By: David Lamm
I’ve changed my mind often over the years about how Major League Baseball should choose its all-star teams.
At first, I was gung-ho about the players having the best seasons being picked. They’d earned it, right?
Then, I accepted the fact the midseason classic was simply an exhibition to showcase the sport’s biggest stars. So what if some of them were having mediocre seasons or well past their prime? Give the fans what they wanted.
But MLB changed the all-star game from an exhibition to a game that mattered. Home-field advantage in the World Series was at stake. Give me the hottest players, not the best known.
Now it’s back to being an exhibition, a showcase for baseball. If more fans will watch to see Aaron Judge, sidelined for most of the first half, than DJ LeMahieu, the league’s leading hitter, then give them Judge.
Most of the best players at midseason will be on the squad anyway. They’ll get their chance to shine. It won’t take many seasons of excellent play before these guys become attractive stars.
It’s more important now than ever that baseball gives the fans what they want. Attendance and TV ratings are down. Younger fans are going to football, video games and X Game sports. Anything baseball can do to attract these fans is worthwhile.

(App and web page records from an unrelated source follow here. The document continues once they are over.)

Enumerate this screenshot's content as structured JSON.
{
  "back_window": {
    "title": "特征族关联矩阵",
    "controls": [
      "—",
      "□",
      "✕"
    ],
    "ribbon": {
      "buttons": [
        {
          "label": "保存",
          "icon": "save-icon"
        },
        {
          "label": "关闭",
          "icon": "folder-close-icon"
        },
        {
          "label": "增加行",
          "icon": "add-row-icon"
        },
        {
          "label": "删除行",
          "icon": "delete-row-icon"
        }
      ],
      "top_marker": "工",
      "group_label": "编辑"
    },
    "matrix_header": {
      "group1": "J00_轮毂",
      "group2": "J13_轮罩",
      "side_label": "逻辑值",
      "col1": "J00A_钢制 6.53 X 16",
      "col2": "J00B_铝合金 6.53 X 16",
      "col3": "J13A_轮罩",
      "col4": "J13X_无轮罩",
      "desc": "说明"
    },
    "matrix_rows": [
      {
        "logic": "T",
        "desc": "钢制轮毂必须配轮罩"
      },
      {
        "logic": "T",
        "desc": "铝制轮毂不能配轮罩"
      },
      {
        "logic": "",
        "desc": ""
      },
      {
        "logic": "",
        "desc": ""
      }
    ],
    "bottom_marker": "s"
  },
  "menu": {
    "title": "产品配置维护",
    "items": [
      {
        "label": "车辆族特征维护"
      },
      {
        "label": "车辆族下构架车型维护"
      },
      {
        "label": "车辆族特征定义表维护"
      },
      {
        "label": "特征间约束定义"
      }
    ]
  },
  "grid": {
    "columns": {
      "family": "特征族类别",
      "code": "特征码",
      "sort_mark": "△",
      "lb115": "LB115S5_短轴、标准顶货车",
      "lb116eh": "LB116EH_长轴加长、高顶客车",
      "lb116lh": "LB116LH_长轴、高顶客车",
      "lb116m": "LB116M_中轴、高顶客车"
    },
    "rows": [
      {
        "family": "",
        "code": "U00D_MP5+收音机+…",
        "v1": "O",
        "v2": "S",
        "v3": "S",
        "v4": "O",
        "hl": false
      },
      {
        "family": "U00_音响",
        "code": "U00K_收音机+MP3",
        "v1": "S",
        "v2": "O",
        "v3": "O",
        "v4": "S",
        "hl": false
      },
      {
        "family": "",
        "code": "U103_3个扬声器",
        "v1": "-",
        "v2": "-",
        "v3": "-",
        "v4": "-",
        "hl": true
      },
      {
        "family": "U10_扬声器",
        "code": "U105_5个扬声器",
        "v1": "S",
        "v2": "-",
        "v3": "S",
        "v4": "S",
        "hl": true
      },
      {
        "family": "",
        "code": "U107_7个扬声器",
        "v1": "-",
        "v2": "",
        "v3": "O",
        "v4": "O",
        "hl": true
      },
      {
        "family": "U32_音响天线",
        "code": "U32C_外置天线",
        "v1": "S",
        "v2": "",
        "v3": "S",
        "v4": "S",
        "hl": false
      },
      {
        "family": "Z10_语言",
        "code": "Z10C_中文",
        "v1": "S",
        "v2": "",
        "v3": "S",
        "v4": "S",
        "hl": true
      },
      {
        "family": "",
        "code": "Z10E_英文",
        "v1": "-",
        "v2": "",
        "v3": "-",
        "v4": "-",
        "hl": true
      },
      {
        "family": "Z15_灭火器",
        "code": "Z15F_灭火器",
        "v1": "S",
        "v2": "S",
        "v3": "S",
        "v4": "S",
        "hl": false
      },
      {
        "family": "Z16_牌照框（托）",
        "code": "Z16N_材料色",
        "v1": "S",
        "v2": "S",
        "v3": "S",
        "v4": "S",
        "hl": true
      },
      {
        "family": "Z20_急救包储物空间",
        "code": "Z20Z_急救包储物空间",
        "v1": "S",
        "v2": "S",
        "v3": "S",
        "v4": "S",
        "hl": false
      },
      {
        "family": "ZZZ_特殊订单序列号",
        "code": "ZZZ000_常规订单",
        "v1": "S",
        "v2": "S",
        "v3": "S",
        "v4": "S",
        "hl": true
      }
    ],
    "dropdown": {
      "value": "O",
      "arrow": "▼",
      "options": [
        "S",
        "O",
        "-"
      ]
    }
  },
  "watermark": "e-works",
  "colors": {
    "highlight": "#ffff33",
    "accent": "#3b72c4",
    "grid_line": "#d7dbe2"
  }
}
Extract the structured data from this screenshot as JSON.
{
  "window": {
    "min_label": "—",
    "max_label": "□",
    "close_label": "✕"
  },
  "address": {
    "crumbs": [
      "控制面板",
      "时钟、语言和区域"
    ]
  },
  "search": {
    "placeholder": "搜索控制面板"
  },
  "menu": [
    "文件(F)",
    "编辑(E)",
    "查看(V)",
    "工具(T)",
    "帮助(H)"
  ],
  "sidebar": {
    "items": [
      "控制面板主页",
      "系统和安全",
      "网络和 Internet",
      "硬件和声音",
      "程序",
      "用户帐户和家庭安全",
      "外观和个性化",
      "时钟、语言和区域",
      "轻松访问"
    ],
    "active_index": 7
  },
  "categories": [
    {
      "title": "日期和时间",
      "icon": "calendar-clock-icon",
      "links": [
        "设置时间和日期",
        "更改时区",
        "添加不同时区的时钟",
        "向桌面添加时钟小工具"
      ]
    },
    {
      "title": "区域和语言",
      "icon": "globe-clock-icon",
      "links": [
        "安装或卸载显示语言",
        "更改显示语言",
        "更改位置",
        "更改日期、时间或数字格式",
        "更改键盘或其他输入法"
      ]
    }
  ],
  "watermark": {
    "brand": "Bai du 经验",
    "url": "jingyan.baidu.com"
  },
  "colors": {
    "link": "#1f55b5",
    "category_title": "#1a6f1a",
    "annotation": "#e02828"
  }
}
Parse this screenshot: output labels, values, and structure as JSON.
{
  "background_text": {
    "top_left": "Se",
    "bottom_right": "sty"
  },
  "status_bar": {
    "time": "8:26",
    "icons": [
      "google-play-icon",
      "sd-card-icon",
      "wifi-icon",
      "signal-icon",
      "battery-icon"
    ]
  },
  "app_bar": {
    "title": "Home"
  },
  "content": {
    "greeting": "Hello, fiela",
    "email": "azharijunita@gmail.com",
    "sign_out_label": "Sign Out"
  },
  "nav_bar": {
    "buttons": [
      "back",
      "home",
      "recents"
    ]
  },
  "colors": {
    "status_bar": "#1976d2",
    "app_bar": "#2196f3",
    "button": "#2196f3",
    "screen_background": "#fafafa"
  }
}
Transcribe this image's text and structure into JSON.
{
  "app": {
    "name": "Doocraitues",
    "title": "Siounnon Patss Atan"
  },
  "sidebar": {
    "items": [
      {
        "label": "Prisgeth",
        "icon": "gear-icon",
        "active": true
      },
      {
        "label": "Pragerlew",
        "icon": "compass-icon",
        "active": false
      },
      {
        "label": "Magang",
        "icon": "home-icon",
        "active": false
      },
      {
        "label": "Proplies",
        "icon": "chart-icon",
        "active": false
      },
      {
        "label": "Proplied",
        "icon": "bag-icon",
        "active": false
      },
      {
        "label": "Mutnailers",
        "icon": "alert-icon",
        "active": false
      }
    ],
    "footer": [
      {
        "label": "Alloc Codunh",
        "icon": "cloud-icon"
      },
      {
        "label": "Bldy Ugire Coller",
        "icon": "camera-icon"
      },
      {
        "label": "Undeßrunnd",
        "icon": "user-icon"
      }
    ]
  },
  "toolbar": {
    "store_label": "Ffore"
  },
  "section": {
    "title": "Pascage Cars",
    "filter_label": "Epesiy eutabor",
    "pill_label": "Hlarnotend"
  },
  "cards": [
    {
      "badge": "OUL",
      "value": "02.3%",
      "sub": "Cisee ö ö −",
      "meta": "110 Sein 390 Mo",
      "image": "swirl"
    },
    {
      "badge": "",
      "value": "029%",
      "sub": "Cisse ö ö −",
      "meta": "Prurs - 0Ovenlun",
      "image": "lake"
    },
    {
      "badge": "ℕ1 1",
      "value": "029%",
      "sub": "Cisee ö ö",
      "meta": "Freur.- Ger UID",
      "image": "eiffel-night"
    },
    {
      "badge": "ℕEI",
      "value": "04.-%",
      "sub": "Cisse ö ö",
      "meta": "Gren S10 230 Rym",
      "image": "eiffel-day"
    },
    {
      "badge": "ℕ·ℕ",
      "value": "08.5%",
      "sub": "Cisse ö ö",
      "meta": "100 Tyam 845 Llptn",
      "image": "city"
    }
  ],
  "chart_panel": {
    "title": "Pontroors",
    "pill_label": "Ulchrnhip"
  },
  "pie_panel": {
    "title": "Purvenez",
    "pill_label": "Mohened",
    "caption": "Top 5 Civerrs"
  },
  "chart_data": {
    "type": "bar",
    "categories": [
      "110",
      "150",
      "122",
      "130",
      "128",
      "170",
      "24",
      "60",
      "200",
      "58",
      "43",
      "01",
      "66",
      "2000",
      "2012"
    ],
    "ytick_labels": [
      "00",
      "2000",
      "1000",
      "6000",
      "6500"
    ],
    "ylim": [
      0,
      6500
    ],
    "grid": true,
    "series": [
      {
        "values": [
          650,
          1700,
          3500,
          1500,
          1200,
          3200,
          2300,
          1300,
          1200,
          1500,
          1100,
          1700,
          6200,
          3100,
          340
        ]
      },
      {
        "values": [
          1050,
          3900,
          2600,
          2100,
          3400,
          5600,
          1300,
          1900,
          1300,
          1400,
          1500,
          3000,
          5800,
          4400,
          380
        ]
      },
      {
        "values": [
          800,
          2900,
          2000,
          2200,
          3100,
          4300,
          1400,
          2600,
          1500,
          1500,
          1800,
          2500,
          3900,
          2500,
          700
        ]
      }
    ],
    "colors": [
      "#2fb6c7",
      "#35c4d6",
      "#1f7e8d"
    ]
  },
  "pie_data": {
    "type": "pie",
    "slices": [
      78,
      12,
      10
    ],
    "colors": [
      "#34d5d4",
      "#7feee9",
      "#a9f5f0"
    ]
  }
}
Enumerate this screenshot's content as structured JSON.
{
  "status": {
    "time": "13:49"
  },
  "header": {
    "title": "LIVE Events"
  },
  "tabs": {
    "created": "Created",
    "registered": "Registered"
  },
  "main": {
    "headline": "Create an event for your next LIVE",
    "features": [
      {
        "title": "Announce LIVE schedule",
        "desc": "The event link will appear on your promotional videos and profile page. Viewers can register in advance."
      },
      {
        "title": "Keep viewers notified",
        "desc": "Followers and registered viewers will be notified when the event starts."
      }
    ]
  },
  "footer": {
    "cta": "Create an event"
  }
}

When the season’s over, put the best players for the season on an all-star squad when no one is asked to watch.